__EXERCISE PROMPT__
Please copy out the listing below in full and exactly.

__EXERCISE INPUTS__
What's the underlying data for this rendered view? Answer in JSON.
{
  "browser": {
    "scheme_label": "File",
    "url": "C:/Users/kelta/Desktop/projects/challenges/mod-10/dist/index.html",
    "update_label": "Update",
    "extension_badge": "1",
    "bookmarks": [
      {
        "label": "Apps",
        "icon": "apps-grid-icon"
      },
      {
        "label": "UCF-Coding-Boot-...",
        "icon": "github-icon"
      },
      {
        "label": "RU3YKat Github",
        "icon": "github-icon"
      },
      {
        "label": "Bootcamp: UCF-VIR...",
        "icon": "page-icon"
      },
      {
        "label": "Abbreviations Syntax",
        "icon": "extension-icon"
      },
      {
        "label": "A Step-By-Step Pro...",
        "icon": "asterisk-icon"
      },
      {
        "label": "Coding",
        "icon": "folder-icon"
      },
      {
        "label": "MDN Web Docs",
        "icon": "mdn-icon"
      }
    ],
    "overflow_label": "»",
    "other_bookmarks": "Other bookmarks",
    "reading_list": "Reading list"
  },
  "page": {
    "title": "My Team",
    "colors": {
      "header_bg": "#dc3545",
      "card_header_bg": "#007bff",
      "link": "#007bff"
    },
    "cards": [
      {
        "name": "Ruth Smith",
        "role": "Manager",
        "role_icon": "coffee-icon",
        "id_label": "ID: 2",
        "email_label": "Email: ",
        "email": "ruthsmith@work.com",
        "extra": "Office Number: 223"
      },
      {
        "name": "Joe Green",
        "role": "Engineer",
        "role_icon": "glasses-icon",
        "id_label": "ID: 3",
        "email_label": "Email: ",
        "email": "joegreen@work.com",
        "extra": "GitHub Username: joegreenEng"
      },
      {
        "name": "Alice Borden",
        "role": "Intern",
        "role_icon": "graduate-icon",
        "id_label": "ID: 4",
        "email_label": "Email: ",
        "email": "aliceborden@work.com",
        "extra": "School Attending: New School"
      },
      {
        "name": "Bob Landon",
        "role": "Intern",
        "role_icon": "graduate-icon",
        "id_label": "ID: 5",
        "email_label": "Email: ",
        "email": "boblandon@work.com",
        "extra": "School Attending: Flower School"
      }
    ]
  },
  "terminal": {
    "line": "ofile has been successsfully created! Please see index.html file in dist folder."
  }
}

__ANSWER SPACE__
What's the underlying data for this rendered view? Answer in JSON.
{
  "browser": {
    "scheme_label": "File",
    "url": "C:/Users/kelta/Desktop/projects/challenges/mod-10/dist/index.html",
    "update_label": "Update",
    "extension_badge": "1",
    "bookmarks": [
      {
        "label": "Apps",
        "icon": "apps-grid-icon"
      },
      {
        "label": "UCF-Coding-Boot-...",
        "icon": "github-icon"
      },
      {
        "label": "RU3YKat Github",
        "icon": "github-icon"
      },
      {
        "label": "Bootcamp: UCF-VIR...",
        "icon": "page-icon"
      },
      {
        "label": "Abbreviations Syntax",
        "icon": "extension-icon"
      },
      {
        "label": "A Step-By-Step Pro...",
        "icon": "asterisk-icon"
      },
      {
        "label": "Coding",
        "icon": "folder-icon"
      },
      {
        "label": "MDN Web Docs",
        "icon": "mdn-icon"
      }
    ],
    "overflow_label": "»",
    "other_bookmarks": "Other bookmarks",
    "reading_list": "Reading list"
  },
  "page": {
    "title": "My Team",
    "colors": {
      "header_bg": "#dc3545",
      "card_header_bg": "#007bff",
      "link": "#007bff"
    },
    "cards": [
      {
        "name": "Ruth Smith",
        "role": "Manager",
        "role_icon": "coffee-icon",
        "id_label": "ID: 2",
        "email_label": "Email: ",
        "email": "ruthsmith@work.com",
        "extra": "Office Number: 223"
      },
      {
        "name": "Joe Green",
        "role": "Engineer",
        "role_icon": "glasses-icon",
        "id_label": "ID: 3",
        "email_label": "Email: ",
        "email": "joegreen@work.com",
        "extra": "GitHub Username: joegreenEng"
      },
      {
        "name": "Alice Borden",
        "role": "Intern",
        "role_icon": "graduate-icon",
        "id_label": "ID: 4",
        "email_label": "Email: ",
        "email": "aliceborden@work.com",
        "extra": "School Attending: New School"
      },
      {
        "name": "Bob Landon",
        "role": "Intern",
        "role_icon": "graduate-icon",
        "id_label": "ID: 5",
        "email_label": "Email: ",
        "email": "boblandon@work.com",
        "extra": "School Attending: Flower School"
      }
    ]
  },
  "terminal": {
    "line": "ofile has been successsfully created! Please see index.html file in dist folder."
  }
}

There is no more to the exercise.